(Beginning of Data shown)

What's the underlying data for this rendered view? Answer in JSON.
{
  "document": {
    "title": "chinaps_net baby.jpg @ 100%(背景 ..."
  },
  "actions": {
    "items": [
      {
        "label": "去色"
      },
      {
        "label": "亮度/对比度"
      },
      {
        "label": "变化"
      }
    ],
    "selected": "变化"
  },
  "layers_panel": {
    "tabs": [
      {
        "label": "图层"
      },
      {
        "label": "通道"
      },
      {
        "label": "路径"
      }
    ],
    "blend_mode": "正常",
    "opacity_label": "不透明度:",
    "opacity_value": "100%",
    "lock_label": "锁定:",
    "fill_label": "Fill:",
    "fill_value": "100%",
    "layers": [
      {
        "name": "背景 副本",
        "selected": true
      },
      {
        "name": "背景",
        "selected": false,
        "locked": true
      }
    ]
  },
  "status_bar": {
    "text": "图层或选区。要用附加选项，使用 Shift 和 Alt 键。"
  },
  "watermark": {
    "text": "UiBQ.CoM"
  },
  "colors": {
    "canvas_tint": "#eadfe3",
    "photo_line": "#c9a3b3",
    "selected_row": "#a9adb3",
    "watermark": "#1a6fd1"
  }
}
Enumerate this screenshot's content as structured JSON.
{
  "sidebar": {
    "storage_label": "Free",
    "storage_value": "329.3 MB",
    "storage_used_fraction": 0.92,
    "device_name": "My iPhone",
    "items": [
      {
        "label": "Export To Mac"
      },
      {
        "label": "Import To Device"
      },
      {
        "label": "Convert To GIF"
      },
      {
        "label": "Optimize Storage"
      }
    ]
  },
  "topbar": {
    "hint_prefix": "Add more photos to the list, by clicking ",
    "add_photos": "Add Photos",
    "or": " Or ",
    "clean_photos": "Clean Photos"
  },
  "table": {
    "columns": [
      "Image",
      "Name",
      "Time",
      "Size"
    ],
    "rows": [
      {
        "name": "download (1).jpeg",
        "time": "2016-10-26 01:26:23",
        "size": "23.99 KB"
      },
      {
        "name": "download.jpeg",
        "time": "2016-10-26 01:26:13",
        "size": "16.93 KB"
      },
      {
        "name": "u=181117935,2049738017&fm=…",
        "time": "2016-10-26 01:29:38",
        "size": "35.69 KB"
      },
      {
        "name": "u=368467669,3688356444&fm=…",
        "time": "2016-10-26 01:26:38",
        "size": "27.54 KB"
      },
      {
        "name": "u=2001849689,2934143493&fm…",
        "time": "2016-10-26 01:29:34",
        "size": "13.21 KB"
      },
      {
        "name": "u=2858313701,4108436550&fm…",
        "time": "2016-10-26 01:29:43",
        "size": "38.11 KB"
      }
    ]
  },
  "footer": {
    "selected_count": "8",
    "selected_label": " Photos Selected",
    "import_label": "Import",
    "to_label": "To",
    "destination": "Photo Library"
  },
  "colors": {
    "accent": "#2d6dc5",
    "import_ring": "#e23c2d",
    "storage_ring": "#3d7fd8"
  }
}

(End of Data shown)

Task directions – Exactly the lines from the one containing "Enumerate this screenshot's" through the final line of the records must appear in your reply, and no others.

Response to this exercise –
Enumerate this screenshot's content as structured JSON.
{
  "sidebar": {
    "storage_label": "Free",
    "storage_value": "329.3 MB",
    "storage_used_fraction": 0.92,
    "device_name": "My iPhone",
    "items": [
      {
        "label": "Export To Mac"
      },
      {
        "label": "Import To Device"
      },
      {
        "label": "Convert To GIF"
      },
      {
        "label": "Optimize Storage"
      }
    ]
  },
  "topbar": {
    "hint_prefix": "Add more photos to the list, by clicking ",
    "add_photos": "Add Photos",
    "or": " Or ",
    "clean_photos": "Clean Photos"
  },
  "table": {
    "columns": [
      "Image",
      "Name",
      "Time",
      "Size"
    ],
    "rows": [
      {
        "name": "download (1).jpeg",
        "time": "2016-10-26 01:26:23",
        "size": "23.99 KB"
      },
      {
        "name": "download.jpeg",
        "time": "2016-10-26 01:26:13",
        "size": "16.93 KB"
      },
      {
        "name": "u=181117935,2049738017&fm=…",
        "time": "2016-10-26 01:29:38",
        "size": "35.69 KB"
      },
      {
        "name": "u=368467669,3688356444&fm=…",
        "time": "2016-10-26 01:26:38",
        "size": "27.54 KB"
      },
      {
        "name": "u=2001849689,2934143493&fm…",
        "time": "2016-10-26 01:29:34",
        "size": "13.21 KB"
      },
      {
        "name": "u=2858313701,4108436550&fm…",
        "time": "2016-10-26 01:29:43",
        "size": "38.11 KB"
      }
    ]
  },
  "footer": {
    "selected_count": "8",
    "selected_label": " Photos Selected",
    "import_label": "Import",
    "to_label": "To",
    "destination": "Photo Library"
  },
  "colors": {
    "accent": "#2d6dc5",
    "import_ring": "#e23c2d",
    "storage_ring": "#3d7fd8"
  }
}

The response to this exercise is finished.